▸ Work to be completed
What follows is a set of records. Copy them exactly and leave out the images.

*** Available data

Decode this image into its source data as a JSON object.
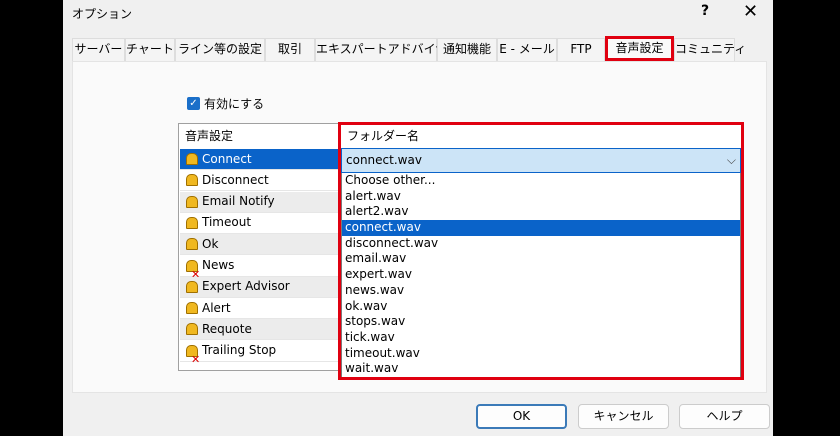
{
  "window": {
    "title": "オプション",
    "help": "?",
    "close": "✕"
  },
  "tabs": [
    "サーバー",
    "チャート",
    "ライン等の設定",
    "取引",
    "エキスパートアドバイザ",
    "通知機能",
    "E - メール",
    "FTP",
    "音声設定",
    "コミュニティ"
  ],
  "active_tab": "音声設定",
  "enable": {
    "label": "有効にする",
    "checked": true
  },
  "table": {
    "headers": [
      "音声設定",
      "フォルダー名"
    ],
    "events": [
      {
        "name": "Connect",
        "icon": "bell-icon"
      },
      {
        "name": "Disconnect",
        "icon": "bell-icon"
      },
      {
        "name": "Email Notify",
        "icon": "bell-icon"
      },
      {
        "name": "Timeout",
        "icon": "bell-icon"
      },
      {
        "name": "Ok",
        "icon": "bell-icon"
      },
      {
        "name": "News",
        "icon": "bell-disabled-icon"
      },
      {
        "name": "Expert Advisor",
        "icon": "bell-icon"
      },
      {
        "name": "Alert",
        "icon": "bell-icon"
      },
      {
        "name": "Requote",
        "icon": "bell-icon"
      },
      {
        "name": "Trailing Stop",
        "icon": "bell-disabled-icon"
      }
    ],
    "selected_event": "Connect"
  },
  "combo": {
    "value": "connect.wav",
    "options": [
      "Choose other...",
      "alert.wav",
      "alert2.wav",
      "connect.wav",
      "disconnect.wav",
      "email.wav",
      "expert.wav",
      "news.wav",
      "ok.wav",
      "stops.wav",
      "tick.wav",
      "timeout.wav",
      "wait.wav"
    ]
  },
  "buttons": {
    "ok": "OK",
    "cancel": "キャンセル",
    "help": "ヘルプ"
  },
  "colors": {
    "highlight": "#e00010",
    "selection": "#0a63c9"
  }
}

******

▸ Result of the task
Decode this image into its source data as a JSON object.
{
  "window": {
    "title": "オプション",
    "help": "?",
    "close": "✕"
  },
  "tabs": [
    "サーバー",
    "チャート",
    "ライン等の設定",
    "取引",
    "エキスパートアドバイザ",
    "通知機能",
    "E - メール",
    "FTP",
    "音声設定",
    "コミュニティ"
  ],
  "active_tab": "音声設定",
  "enable": {
    "label": "有効にする",
    "checked": true
  },
  "table": {
    "headers": [
      "音声設定",
      "フォルダー名"
    ],
    "events": [
      {
        "name": "Connect",
        "icon": "bell-icon"
      },
      {
        "name": "Disconnect",
        "icon": "bell-icon"
      },
      {
        "name": "Email Notify",
        "icon": "bell-icon"
      },
      {
        "name": "Timeout",
        "icon": "bell-icon"
      },
      {
        "name": "Ok",
        "icon": "bell-icon"
      },
      {
        "name": "News",
        "icon": "bell-disabled-icon"
      },
      {
        "name": "Expert Advisor",
        "icon": "bell-icon"
      },
      {
        "name": "Alert",
        "icon": "bell-icon"
      },
      {
        "name": "Requote",
        "icon": "bell-icon"
      },
      {
        "name": "Trailing Stop",
        "icon": "bell-disabled-icon"
      }
    ],
    "selected_event": "Connect"
  },
  "combo": {
    "value": "connect.wav",
    "options": [
      "Choose other...",
      "alert.wav",
      "alert2.wav",
      "connect.wav",
      "disconnect.wav",
      "email.wav",
      "expert.wav",
      "news.wav",
      "ok.wav",
      "stops.wav",
      "tick.wav",
      "timeout.wav",
      "wait.wav"
    ]
  },
  "buttons": {
    "ok": "OK",
    "cancel": "キャンセル",
    "help": "ヘルプ"
  },
  "colors": {
    "highlight": "#e00010",
    "selection": "#0a63c9"
  }
}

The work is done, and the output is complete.